The Likert scale is commonly used in survey research. It is often used to measure respondents' attitudes by asking the extent to which they agree or disagree with a particular question or statement. A typical scale might be "strongly agree, agree, not sure/undecided, disagree, strongly disagree." On the surface, survey data using the Likert scale may seem easy to analyse, but there are important issues for a data analyst to consider.
Get your data ready for analysis by coding the responses. For example, let's say you have a survey that asks respondents whether they agree or disagree with a set of positions in a political party's platform. Each position is one survey question, and the scale uses the following responses: Strongly agree, agree, neutral, disagree, strongly disagree. In this example, we'll code the responses accordingly: Strongly disagree = 1, disagree = 2, neutral = 3, agree = 4, strongly agree = 5.
Remember to differentiate between ordinal and interval data, as the two types require different analytical approaches. If the data are ordinal, we can say that one score is higher than another. We cannot say how much higher, as we can with interval data, which tell you the distance between two points. Here is the pitfall with the Likert scale: many researchers will treat it as an interval scale. This assumes that the differences between each response are equal in distance. The truth is that the Likert scale does not tell us that. In our example here, it only tells us that the people with higher-numbered responses are more in agreement with the party's positions than those with the lower-numbered responses.

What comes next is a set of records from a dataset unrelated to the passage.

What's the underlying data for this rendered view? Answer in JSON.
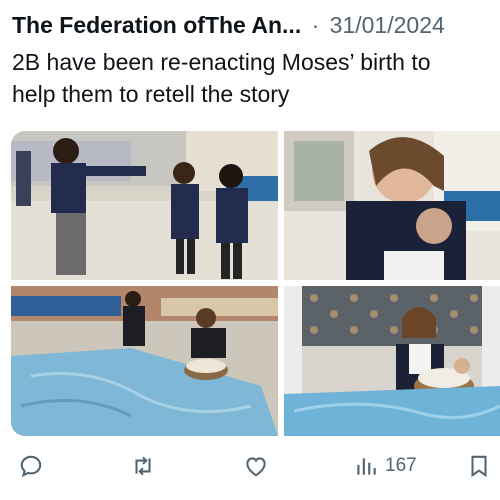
{
  "post": {
    "author": "The Federation ofThe An...",
    "separator": "·",
    "date": "31/01/2024",
    "text_lines": [
      "2B have been re-enacting Moses’ birth to",
      "help them to retell the story"
    ]
  },
  "media": [
    {
      "alt": "photo-1"
    },
    {
      "alt": "photo-2"
    },
    {
      "alt": "photo-3"
    },
    {
      "alt": "photo-4"
    }
  ],
  "actions": {
    "views": "167"
  },
  "colors": {
    "text": "#0f1419",
    "muted": "#536471",
    "mat": "#7fb8d6"
  }
}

Begin analysing your Likert scale data with descriptive statistics. Although it may be tempting, resist the urge to take the numeric responses and compute a mean. Adding a response of "strongly agree" (5) to two responses of "disagree" (2) would give us a mean of 4, but what is the significance of that number? Fortunately, there are other measures of central tendency we can use besides the mean. With Likert scale data, the best measure to use is the mode, or the most frequent response. This makes the survey results much easier for the analyst (not to mention the audience for your presentation or report) to interpret. You also can display the distribution of responses (percentages that agree, disagree, etc) in a graphic, such as a bar chart, with one bar for each response category.
Proceed next to inferential techniques, which test hypotheses posed by researchers. There are many approaches available, and the best one depends on the nature of your study and the questions you are trying to answer. A popular approach is to analyse responses using analysis of variance techniques, such as the Mann Whitney or Kruskal Wallis test. Suppose in our example we wanted to analyse responses to questions on foreign policy positions with ethnicity as the independent variable. Let's say our data includes responses from Anglo, African-American, and Hispanic respondents, so we could analyse responses among the three groups of respondents using the Kruskal Wallis test of variance.
Simplify your survey data further by combining the four response categories (e.g., strongly agree, agree, disagree, strongly disagree) into two nominal categories, such as agree/disagree, accept/reject, etc). This offers other analysis possibilities. The chi square test is one approach for analysing the data in this way.
Remember that there are many approaches to analysis. Consider your research questions when determining the best analytical approach for your study. Likert scales vary in the number of points in the scale. The five-point scale used here is the most common, but some Likert scales have 4-point response scales, eliminating the not sure/undecided category. Some even have 7-point response scales.